[Web page and app entries]
^^^^^^^^

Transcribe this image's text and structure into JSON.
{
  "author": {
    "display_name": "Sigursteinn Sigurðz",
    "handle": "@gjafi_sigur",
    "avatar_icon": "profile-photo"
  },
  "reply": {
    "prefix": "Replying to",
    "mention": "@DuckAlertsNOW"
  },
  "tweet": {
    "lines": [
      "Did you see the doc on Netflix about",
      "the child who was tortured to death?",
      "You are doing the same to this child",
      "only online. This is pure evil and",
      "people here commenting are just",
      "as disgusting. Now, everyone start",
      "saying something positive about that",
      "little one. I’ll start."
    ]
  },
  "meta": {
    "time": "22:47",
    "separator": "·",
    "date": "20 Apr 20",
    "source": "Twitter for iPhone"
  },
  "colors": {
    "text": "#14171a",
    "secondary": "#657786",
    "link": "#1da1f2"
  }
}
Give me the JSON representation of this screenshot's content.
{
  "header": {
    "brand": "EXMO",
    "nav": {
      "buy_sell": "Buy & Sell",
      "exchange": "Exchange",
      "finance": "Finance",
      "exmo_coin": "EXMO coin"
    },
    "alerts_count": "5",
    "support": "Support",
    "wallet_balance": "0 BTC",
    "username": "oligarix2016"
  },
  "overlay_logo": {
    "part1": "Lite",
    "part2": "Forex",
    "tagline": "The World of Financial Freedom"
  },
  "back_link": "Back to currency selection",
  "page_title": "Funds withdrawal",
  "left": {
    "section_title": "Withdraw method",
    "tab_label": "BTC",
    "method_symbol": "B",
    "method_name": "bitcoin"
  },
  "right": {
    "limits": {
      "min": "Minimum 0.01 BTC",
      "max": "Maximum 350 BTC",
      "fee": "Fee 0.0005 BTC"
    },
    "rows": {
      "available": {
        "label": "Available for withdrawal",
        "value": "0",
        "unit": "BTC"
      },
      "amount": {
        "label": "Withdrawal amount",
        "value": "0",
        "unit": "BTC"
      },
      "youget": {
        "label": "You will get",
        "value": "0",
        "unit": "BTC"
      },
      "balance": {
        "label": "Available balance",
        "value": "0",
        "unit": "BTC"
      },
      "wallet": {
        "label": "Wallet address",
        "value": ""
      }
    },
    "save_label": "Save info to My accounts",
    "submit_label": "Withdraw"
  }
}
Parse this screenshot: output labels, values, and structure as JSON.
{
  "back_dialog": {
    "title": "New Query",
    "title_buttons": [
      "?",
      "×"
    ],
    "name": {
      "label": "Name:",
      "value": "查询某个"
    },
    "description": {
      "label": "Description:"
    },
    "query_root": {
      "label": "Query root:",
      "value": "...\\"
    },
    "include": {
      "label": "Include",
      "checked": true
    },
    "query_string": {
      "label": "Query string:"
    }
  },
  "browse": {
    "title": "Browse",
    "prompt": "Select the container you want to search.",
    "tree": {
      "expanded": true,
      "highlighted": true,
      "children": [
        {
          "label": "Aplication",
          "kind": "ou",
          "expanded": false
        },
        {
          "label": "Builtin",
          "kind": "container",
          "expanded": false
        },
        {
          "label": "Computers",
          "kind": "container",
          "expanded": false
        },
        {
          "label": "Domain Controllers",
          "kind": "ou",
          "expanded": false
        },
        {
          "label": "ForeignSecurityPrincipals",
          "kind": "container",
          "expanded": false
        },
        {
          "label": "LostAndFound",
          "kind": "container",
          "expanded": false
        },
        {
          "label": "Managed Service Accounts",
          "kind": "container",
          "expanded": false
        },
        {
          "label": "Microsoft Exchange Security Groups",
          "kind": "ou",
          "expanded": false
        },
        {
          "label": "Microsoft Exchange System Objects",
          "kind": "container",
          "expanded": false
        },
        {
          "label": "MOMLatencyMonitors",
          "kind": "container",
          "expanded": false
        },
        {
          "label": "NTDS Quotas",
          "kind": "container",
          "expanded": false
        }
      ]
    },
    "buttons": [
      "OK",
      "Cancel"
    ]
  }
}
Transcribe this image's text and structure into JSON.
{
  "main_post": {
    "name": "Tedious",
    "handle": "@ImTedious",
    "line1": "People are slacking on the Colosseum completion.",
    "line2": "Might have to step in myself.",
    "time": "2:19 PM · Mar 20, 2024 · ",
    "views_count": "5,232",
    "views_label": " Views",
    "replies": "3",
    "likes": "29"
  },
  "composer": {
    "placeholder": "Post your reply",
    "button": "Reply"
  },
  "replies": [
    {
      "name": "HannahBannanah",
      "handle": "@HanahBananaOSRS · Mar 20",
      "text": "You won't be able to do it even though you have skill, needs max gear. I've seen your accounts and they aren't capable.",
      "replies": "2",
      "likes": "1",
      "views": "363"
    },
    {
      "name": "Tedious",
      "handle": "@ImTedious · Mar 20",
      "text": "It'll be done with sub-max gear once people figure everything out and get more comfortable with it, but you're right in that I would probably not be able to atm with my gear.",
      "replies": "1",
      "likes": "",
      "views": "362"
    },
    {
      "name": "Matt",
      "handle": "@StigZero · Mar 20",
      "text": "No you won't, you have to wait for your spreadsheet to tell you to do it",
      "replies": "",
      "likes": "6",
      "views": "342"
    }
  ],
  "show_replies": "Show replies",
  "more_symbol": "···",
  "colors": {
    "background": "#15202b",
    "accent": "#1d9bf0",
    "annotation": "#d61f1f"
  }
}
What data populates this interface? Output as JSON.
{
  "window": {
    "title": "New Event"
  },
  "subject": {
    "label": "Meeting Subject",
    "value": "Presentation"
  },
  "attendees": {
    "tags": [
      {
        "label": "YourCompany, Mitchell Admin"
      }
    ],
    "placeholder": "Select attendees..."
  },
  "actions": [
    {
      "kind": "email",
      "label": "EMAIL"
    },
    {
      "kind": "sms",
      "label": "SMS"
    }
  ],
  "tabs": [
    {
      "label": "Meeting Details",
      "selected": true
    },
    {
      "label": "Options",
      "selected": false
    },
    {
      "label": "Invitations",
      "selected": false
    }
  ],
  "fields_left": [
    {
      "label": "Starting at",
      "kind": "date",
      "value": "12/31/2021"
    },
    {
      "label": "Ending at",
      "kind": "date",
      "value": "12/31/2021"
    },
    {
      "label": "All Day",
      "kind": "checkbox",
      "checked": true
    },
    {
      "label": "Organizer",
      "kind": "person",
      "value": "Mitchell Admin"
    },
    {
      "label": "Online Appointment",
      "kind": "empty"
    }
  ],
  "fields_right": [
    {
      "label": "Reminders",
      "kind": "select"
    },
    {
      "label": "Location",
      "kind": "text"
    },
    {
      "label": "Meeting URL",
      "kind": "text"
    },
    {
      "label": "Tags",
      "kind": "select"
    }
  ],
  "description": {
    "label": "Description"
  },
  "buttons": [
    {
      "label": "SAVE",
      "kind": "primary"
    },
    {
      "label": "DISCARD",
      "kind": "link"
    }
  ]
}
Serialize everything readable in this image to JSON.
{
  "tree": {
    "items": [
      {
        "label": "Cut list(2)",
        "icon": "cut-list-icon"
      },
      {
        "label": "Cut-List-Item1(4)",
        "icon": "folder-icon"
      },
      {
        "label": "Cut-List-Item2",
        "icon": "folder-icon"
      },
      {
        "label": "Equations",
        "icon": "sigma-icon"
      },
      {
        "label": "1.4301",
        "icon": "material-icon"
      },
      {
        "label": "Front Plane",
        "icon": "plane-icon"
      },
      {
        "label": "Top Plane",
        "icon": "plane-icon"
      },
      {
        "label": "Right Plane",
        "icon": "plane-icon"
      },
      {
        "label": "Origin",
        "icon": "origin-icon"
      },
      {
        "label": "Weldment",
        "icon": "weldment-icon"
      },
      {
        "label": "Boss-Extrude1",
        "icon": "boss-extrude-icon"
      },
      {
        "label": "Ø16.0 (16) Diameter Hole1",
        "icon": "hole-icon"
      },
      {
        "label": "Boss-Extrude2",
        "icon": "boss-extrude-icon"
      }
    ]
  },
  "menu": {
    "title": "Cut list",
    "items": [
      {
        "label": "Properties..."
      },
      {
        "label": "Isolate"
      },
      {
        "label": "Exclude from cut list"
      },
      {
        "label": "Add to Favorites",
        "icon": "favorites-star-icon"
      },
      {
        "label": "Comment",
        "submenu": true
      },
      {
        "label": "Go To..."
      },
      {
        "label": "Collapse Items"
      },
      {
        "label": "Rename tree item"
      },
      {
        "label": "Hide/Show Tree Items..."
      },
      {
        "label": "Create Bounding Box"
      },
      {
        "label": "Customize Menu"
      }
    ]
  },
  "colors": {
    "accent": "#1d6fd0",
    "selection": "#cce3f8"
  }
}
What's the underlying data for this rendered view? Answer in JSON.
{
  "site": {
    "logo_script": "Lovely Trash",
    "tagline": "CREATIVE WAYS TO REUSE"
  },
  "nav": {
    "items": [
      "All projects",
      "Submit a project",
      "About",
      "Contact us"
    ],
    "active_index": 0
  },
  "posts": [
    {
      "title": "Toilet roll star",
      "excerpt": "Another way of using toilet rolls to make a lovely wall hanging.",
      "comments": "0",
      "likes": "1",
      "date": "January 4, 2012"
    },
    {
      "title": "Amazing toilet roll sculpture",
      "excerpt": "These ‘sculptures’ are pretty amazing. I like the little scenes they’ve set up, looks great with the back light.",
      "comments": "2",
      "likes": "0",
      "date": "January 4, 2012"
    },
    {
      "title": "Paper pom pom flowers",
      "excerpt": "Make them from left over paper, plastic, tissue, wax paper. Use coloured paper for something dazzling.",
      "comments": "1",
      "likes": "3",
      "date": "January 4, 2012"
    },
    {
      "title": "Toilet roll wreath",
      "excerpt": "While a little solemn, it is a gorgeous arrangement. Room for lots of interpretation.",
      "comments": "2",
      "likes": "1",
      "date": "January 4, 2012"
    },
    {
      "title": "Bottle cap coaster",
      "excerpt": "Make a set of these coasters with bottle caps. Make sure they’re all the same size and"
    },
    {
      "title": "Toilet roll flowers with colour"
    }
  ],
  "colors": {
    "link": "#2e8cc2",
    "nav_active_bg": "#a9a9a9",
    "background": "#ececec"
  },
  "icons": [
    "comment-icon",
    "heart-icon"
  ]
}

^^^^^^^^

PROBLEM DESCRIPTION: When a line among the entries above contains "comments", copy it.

TASK SOLUTION:
      "comments": "0",
      "comments": "2",
      "comments": "1",
      "comments": "2",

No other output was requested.